# WHAT IS BEING ASKED
Write each line out a second time, exactly as shown below.
# # #
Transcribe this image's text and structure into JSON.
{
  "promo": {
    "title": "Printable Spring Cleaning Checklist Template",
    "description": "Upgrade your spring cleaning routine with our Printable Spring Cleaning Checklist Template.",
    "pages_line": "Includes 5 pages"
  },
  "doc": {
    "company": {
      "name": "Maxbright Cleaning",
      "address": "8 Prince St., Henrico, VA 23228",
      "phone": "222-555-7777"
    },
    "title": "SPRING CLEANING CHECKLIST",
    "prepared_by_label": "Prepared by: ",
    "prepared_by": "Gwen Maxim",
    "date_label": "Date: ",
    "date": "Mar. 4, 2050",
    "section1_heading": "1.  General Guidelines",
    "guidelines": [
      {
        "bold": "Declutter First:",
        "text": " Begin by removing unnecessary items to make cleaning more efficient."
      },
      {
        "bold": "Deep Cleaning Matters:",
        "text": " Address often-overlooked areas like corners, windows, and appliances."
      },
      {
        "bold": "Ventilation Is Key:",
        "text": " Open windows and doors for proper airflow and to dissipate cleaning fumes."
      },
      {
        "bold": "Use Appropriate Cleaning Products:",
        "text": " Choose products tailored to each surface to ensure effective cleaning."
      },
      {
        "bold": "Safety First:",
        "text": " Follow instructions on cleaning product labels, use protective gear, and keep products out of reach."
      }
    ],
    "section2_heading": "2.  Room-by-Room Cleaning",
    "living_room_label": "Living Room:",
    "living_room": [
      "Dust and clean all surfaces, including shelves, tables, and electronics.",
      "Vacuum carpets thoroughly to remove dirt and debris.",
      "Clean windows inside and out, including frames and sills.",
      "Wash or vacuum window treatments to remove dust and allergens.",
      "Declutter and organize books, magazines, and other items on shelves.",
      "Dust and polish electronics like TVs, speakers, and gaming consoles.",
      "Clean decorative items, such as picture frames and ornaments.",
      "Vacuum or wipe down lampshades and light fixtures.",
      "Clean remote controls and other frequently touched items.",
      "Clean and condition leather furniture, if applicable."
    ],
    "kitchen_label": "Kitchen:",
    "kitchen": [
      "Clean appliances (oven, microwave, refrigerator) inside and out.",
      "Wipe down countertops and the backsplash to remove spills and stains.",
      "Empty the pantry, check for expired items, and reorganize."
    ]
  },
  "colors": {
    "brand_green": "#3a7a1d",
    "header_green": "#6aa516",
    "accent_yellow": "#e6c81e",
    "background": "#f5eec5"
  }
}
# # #
# ANSWER FOR THE TASK
Transcribe this image's text and structure into JSON.
{
  "promo": {
    "title": "Printable Spring Cleaning Checklist Template",
    "description": "Upgrade your spring cleaning routine with our Printable Spring Cleaning Checklist Template.",
    "pages_line": "Includes 5 pages"
  },
  "doc": {
    "company": {
      "name": "Maxbright Cleaning",
      "address": "8 Prince St., Henrico, VA 23228",
      "phone": "222-555-7777"
    },
    "title": "SPRING CLEANING CHECKLIST",
    "prepared_by_label": "Prepared by: ",
    "prepared_by": "Gwen Maxim",
    "date_label": "Date: ",
    "date": "Mar. 4, 2050",
    "section1_heading": "1.  General Guidelines",
    "guidelines": [
      {
        "bold": "Declutter First:",
        "text": " Begin by removing unnecessary items to make cleaning more efficient."
      },
      {
        "bold": "Deep Cleaning Matters:",
        "text": " Address often-overlooked areas like corners, windows, and appliances."
      },
      {
        "bold": "Ventilation Is Key:",
        "text": " Open windows and doors for proper airflow and to dissipate cleaning fumes."
      },
      {
        "bold": "Use Appropriate Cleaning Products:",
        "text": " Choose products tailored to each surface to ensure effective cleaning."
      },
      {
        "bold": "Safety First:",
        "text": " Follow instructions on cleaning product labels, use protective gear, and keep products out of reach."
      }
    ],
    "section2_heading": "2.  Room-by-Room Cleaning",
    "living_room_label": "Living Room:",
    "living_room": [
      "Dust and clean all surfaces, including shelves, tables, and electronics.",
      "Vacuum carpets thoroughly to remove dirt and debris.",
      "Clean windows inside and out, including frames and sills.",
      "Wash or vacuum window treatments to remove dust and allergens.",
      "Declutter and organize books, magazines, and other items on shelves.",
      "Dust and polish electronics like TVs, speakers, and gaming consoles.",
      "Clean decorative items, such as picture frames and ornaments.",
      "Vacuum or wipe down lampshades and light fixtures.",
      "Clean remote controls and other frequently touched items.",
      "Clean and condition leather furniture, if applicable."
    ],
    "kitchen_label": "Kitchen:",
    "kitchen": [
      "Clean appliances (oven, microwave, refrigerator) inside and out.",
      "Wipe down countertops and the backsplash to remove spills and stains.",
      "Empty the pantry, check for expired items, and reorganize."
    ]
  },
  "colors": {
    "brand_green": "#3a7a1d",
    "header_green": "#6aa516",
    "accent_yellow": "#e6c81e",
    "background": "#f5eec5"
  }
}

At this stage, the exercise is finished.